Our say: Policing shouldn’t be a numbers game
OXLEY detectives, covering Tamworth and Gunnedah, are one of the most under-resourced units in Western NSW, and argue community safety is being put a risk because of a drug epidemic and a lack of officers.
The Leader can reveal that the local team has significantly less investigators than Dubbo but has to police dozens more convicted sex offenders, and covers a population with more than 20,000 extra people.
The Oxley office has one detective sergeant who leads a team of 12 detectives with two rural crime officers also stationed in the Tamworth and Gunnedah offices.
The team has to manage 73 convicted sex offenders – the highest in Western NSW and in the top 10 in the state – with no dedicated officer assigned to manage the child protection register list and carry out spontaneous checks.
In the Orana area, Dubbo has a 22-strong team with three detective sergeants or team leaders to police 55 sex offenders and a population of 62,000, while New England has 18 investigators including rural crime officers and polices a population of almost 70,000 people.
In Canobolas, 17 detectives police 68,145 people across the Orange and Cowra area.
Oxley only has 15 detectives, but has more sex offenders and covers a population of 84,749 people, making it the busiest command in Western Region.
Tamworth also has specialist equipment to scan electronic goods for child pornography or illegal activity on phones, and on average, without a designated position, local detectives are spending 46 hours per month examining phones, computers and hardware seized, on top of their usual caseload.
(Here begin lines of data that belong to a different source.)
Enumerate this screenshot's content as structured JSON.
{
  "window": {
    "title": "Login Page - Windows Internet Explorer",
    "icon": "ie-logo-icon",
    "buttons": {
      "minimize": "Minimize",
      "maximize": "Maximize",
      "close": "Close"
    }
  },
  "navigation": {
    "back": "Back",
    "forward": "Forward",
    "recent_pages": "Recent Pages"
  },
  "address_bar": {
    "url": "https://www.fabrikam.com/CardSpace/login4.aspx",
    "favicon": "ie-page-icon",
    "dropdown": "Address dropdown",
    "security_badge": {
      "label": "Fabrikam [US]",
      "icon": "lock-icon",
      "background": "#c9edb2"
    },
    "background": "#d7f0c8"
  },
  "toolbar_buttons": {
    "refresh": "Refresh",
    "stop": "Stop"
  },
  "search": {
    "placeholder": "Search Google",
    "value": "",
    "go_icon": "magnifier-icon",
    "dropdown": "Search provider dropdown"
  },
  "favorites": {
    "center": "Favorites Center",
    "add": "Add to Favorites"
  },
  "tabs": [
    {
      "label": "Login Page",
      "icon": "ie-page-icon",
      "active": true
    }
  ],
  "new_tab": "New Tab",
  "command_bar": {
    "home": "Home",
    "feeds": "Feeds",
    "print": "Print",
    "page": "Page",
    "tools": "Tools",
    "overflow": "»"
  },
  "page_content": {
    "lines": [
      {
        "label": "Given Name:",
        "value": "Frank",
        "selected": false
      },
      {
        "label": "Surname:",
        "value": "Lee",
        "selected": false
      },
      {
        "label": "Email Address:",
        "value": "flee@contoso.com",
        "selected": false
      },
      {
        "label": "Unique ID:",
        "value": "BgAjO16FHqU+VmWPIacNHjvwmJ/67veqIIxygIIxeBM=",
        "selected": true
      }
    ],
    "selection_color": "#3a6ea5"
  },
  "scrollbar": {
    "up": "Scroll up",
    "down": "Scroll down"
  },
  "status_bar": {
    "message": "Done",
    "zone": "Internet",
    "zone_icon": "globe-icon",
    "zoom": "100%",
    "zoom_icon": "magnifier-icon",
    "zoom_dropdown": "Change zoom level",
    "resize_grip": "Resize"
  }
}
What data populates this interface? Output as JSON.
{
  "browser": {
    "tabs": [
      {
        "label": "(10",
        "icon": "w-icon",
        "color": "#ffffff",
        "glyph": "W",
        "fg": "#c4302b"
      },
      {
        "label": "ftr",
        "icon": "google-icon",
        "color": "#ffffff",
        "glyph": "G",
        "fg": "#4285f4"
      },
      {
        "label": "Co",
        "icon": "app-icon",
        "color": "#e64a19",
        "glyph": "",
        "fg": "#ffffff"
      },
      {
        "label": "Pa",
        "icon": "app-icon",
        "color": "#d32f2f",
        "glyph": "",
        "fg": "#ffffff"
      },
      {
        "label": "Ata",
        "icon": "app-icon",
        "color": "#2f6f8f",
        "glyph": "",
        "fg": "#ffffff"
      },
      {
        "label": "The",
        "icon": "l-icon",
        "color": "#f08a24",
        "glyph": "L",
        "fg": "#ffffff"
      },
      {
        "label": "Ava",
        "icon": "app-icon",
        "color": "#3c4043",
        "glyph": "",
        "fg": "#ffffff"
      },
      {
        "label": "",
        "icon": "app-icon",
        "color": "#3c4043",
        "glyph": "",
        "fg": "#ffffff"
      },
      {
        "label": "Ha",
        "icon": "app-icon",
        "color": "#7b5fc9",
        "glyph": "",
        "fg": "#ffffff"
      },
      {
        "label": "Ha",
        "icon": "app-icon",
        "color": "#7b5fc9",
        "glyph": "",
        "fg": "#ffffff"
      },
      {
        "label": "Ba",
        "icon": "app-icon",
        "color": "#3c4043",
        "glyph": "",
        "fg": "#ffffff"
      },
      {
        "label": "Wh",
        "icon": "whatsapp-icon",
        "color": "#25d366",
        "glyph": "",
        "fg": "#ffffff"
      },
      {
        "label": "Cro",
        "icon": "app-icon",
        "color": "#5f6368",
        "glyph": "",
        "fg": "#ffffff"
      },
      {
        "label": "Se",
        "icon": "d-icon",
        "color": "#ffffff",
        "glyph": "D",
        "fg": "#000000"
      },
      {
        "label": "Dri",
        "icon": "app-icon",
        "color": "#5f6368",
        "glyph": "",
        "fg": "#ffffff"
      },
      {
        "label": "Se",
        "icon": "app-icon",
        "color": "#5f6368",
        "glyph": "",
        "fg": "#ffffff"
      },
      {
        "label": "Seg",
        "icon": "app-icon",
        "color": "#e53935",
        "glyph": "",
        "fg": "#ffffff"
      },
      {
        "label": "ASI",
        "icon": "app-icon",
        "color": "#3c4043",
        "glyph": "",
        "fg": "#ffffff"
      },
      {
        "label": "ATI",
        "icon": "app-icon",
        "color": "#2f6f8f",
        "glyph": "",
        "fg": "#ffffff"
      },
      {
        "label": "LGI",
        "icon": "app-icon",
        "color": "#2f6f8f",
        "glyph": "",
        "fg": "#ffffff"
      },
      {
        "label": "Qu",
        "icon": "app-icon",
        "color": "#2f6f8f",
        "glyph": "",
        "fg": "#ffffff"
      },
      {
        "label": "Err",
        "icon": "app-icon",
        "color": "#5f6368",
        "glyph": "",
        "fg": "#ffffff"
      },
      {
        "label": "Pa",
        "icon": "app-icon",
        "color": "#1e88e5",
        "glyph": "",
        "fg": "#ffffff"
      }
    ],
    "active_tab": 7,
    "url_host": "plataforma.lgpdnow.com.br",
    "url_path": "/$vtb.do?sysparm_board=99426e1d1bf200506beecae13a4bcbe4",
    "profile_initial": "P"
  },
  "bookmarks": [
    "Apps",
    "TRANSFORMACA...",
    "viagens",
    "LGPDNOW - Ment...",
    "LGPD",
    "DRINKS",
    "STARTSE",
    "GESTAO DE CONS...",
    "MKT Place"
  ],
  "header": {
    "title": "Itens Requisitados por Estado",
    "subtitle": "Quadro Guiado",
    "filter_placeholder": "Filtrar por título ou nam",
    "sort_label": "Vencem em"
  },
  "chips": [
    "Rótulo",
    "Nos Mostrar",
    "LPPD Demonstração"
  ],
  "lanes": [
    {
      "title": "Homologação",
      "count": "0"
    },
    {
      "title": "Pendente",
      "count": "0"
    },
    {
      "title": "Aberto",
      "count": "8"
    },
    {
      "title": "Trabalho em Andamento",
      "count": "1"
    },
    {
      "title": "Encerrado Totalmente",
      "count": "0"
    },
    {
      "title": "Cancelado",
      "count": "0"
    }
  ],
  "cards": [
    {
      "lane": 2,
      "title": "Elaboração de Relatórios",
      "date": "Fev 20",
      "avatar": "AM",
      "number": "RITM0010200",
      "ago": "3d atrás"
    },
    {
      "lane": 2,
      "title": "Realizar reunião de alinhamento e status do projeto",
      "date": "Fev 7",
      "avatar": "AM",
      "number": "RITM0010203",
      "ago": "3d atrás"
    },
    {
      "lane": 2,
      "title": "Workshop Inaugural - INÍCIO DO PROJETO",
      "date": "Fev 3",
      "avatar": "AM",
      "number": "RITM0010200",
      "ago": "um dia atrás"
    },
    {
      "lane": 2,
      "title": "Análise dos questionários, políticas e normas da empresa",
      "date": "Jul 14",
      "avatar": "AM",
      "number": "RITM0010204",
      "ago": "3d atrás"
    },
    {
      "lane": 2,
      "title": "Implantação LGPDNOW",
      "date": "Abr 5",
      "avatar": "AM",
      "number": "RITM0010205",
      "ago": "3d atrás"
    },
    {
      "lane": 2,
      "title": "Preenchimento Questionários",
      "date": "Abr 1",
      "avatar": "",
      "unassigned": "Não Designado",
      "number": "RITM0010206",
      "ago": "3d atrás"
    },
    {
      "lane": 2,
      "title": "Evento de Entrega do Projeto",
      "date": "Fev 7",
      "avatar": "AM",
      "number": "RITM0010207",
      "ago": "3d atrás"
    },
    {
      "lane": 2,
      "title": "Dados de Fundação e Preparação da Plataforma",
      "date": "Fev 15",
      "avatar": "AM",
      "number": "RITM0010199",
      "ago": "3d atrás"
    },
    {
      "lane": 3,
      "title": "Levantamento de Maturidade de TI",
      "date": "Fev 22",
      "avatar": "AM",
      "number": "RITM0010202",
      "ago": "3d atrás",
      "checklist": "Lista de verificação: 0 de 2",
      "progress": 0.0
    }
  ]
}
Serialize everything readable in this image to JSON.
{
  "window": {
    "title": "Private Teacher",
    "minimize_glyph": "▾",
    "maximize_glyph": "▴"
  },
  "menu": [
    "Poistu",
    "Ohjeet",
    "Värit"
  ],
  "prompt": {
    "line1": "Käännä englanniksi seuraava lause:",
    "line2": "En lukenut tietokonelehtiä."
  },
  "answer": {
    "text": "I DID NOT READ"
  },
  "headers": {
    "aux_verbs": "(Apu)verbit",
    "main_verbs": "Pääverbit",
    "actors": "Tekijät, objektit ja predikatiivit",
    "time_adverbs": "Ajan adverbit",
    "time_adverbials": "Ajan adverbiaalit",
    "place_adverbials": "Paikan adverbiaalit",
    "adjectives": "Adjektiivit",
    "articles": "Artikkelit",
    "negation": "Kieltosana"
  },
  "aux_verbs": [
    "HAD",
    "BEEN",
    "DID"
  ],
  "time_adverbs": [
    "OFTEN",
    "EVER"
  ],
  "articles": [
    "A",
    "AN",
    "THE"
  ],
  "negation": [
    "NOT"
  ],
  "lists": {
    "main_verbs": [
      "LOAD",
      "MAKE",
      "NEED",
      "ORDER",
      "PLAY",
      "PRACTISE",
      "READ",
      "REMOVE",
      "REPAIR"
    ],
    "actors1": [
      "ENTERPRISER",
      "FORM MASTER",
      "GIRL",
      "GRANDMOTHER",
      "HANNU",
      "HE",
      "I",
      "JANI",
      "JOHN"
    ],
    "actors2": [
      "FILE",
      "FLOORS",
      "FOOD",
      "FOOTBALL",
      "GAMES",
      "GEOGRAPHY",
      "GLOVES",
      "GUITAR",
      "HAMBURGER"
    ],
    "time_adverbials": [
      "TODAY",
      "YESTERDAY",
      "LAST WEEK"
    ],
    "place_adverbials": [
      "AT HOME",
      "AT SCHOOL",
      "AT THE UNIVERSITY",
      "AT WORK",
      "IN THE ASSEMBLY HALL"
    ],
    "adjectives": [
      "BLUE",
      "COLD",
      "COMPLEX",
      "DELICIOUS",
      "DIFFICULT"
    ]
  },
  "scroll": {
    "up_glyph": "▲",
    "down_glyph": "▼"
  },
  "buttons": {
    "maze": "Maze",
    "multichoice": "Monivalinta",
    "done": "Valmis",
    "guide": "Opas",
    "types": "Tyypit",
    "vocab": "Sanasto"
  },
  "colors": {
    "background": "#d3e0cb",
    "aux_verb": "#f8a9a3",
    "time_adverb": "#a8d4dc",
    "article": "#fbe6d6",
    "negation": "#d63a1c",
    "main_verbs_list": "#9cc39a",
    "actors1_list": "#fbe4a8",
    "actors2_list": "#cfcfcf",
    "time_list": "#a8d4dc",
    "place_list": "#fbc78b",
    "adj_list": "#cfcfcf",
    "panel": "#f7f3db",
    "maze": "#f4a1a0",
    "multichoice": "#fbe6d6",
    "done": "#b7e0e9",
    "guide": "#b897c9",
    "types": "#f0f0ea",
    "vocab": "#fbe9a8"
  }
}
This week, Oxley detectives will mount a campaign to get more officers in the criminal investigation unit, which has to investigate drug dealers, outlaw motorcycle gangs, sexual assaults and convicted sex offenders.
The detectives are prohibited from speaking publicly but sources have told The Leader investigators fear community safety is at risk because there aren’t enough officers to examine every complaint, and cases are being put on the backburner with the constant stream of violent or serious crime stemming from the ice epidemic.
Sources say local police can’t get to some drug investigations because of the other work flooding in.
A spokesperson for Oxley Command said they could not comment until they see the proposal from the police association.